[Source records]
┌────────

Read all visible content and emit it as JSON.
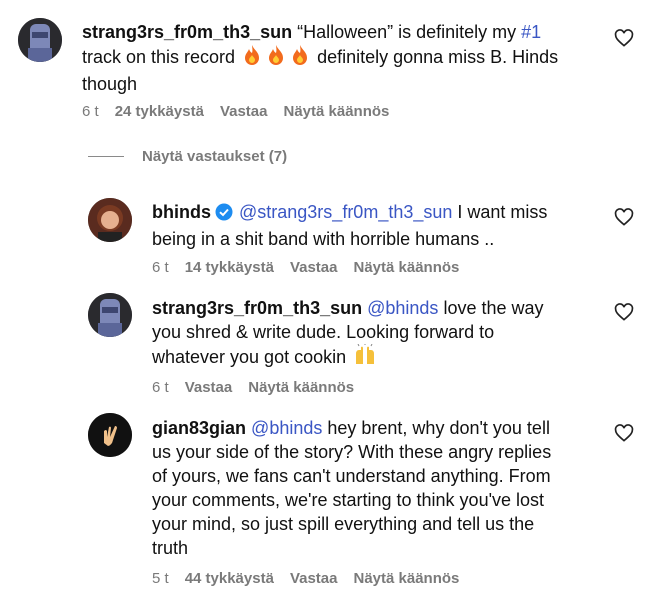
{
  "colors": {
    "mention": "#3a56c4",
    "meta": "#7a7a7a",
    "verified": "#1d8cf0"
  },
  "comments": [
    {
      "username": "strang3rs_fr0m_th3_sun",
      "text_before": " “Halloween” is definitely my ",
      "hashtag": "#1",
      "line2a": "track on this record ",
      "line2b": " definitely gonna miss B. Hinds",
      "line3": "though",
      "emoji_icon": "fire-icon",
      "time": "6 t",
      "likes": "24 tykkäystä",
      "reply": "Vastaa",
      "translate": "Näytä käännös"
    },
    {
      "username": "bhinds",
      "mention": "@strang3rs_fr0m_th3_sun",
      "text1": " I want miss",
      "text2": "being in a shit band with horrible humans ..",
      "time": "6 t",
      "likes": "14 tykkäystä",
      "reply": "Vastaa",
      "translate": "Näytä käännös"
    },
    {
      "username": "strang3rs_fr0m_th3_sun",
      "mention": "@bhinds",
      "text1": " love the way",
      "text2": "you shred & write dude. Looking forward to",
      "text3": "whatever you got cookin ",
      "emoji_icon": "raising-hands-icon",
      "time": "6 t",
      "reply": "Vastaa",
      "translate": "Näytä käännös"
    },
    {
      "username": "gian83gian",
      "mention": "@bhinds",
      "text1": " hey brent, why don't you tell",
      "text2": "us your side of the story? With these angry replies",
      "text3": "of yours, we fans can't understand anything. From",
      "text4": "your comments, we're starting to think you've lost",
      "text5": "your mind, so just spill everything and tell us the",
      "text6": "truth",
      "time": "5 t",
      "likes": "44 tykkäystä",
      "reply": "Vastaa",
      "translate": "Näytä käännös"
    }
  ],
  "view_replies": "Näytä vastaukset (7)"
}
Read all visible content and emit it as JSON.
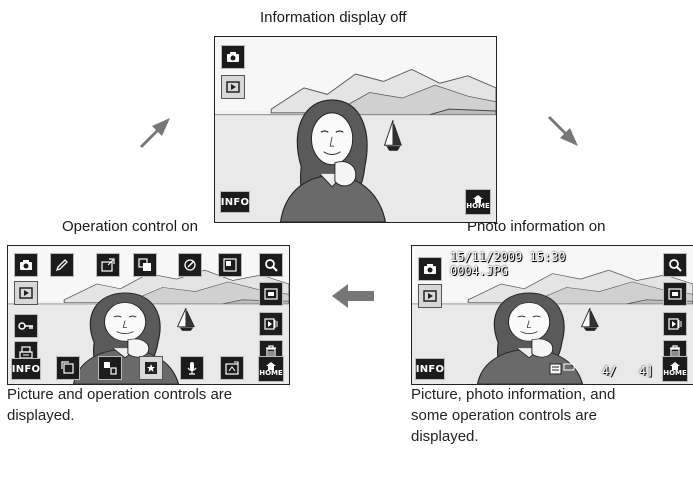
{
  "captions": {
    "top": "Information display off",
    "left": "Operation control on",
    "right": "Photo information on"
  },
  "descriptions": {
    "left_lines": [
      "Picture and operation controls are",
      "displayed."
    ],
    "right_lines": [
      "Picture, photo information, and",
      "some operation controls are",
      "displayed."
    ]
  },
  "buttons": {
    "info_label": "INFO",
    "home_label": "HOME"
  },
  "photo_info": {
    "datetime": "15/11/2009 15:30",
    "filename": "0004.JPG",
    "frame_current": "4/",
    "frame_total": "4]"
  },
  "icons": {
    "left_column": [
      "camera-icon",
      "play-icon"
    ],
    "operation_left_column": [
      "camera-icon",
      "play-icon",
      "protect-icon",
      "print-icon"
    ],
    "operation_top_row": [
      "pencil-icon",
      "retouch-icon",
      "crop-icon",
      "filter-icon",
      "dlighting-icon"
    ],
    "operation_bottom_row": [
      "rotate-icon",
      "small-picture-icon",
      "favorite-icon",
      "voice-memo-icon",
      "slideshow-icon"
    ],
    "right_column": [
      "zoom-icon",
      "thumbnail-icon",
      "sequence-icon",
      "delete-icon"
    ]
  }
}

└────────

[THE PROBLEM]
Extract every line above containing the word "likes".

[REPLY]
      "likes": "24 tykkäystä",
      "likes": "14 tykkäystä",
      "likes": "44 tykkäystä",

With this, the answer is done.